One strength is that “Zombie” goes all-in on its concept. The MV portrays the members as lifeless ‘zombies’ afflicted with loneliness and obsession. With the Everglow members all in white wigs and gowns, in a sterile hospital environment, the world of the MV is literally devoid of color. All of the members grasp phones, which provide the sole source of light in the opening scenes. The MV’s imagery seems to illustrate the effect of smartphones and other technology on people, especially in the moment a phone screen cracks and shatters, recalling the intro to the technological dystopian series Black Mirror

The song’s lyrics portray a woman devastated by a breakup. As Mia sings in the second verse, “Evеry day I wander, searching for your traces.” In that context, the members become ‘zombies’ by clinging on to these last ‘traces’ of exes on their phones. 

The members fully commit to the concept and execute the emotions of it well. In the first verse, for example, Sihyeon establishes the mood of the song immediately with a creepy laugh, followed by haunting vocals in her lower register. Yiren’s movements are particularly striking, with her dramatically arching her back and twisting herself on her hospital bed. Onda, wearing an eyepatch and a choppy multi-length wig, is chilling and compelling as she leans over other members’ hospital beds. Throughout the video, the members sell the zombie concept in their facial expressions and the details in their movements and choreography.

As the video progresses, however, “Zombie” feels subdued to the point of feeling inert. One could say that this is precisely the point, thematically and conceptually. The song’s pacing reflects a person stuck in heartbreak and feeling detached, like a zombie.

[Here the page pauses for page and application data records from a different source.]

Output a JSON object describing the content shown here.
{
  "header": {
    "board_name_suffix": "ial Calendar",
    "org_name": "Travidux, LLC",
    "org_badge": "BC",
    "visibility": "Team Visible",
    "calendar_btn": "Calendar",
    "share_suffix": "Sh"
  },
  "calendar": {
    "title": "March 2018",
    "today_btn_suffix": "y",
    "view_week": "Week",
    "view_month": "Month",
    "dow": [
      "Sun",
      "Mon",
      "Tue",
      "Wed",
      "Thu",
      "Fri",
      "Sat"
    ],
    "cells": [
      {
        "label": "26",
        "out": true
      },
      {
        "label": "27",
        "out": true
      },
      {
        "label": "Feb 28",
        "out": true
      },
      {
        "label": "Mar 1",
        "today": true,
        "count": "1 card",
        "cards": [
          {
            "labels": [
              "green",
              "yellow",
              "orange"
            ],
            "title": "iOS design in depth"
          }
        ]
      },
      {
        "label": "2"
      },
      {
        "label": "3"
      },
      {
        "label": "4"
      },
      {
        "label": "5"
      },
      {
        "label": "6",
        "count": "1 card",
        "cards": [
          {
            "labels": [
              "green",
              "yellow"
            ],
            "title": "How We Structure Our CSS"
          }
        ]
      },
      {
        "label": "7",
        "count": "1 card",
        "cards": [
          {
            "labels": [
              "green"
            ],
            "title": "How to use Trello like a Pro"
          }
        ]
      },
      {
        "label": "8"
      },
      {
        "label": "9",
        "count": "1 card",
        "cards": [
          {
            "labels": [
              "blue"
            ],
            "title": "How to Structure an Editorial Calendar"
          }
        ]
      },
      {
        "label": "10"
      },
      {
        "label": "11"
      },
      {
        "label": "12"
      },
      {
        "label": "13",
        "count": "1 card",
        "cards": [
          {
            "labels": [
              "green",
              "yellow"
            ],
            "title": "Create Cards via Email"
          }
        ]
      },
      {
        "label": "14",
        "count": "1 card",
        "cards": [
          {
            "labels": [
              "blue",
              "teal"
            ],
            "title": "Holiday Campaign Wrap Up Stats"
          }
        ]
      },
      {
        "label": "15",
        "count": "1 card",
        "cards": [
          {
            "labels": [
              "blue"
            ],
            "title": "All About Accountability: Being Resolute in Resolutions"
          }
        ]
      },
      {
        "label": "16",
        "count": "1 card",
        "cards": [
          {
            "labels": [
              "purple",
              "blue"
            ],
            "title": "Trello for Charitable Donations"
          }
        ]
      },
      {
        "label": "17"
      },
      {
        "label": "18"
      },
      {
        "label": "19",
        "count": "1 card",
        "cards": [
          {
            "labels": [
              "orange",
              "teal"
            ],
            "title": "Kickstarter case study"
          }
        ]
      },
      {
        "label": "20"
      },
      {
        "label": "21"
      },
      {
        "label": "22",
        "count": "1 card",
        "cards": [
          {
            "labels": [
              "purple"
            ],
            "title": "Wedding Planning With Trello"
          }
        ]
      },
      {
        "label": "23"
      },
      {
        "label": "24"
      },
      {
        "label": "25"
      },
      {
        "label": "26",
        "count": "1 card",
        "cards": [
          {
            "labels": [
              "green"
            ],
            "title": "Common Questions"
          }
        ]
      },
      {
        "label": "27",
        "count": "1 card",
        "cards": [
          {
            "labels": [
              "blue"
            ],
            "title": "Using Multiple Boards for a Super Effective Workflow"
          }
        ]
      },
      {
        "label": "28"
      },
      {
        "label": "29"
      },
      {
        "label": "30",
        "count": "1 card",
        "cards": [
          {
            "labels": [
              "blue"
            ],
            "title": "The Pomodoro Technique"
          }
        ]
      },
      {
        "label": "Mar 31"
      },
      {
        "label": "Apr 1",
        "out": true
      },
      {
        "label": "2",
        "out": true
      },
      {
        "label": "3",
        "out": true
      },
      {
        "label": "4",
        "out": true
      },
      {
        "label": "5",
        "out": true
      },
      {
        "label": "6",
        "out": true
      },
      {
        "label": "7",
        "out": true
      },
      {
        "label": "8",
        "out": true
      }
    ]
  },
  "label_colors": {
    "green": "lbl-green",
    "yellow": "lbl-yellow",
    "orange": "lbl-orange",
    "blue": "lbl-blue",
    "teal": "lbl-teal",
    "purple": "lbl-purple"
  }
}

Still, the song could benefit from incorporating more of Everglow’s propensity for bombast. Everglow songs tend to have a powerful bridge or explosive final chorus, and “Zombie” seems to set up for such drama with a desperate gasp, a descent into a swirling black hole, and a sound of flatlining. When Mia resumes the final chorus with another gasp, it would be the perfect opportunity for the sound to match the intensity of the visual imagery, but the song continues at the same tempo. The last few measures, underlying the credits, also feature dramatic strings that would have been welcome elsewhere.

“Zombie” actually would have made a perfect pre-release single, introducing listeners to a shift in Everglow’s expected sound. If it were paired with a more musically dynamic title track, “Zombie” would effectively showcase the group’s versatility. On its own as a title track, however, the song feels somewhat underwhelming, as though the group are holding back on what they can truly do. Everglow’s company Yuehua Entertainment has given the group infrequent comebacks (by K-pop standards), so it remains to be seen how well they can build momentum with the shifts that “Zombie” begins.

(YouTube. Lyrics via Genius. Images via Yuehua Entertainment).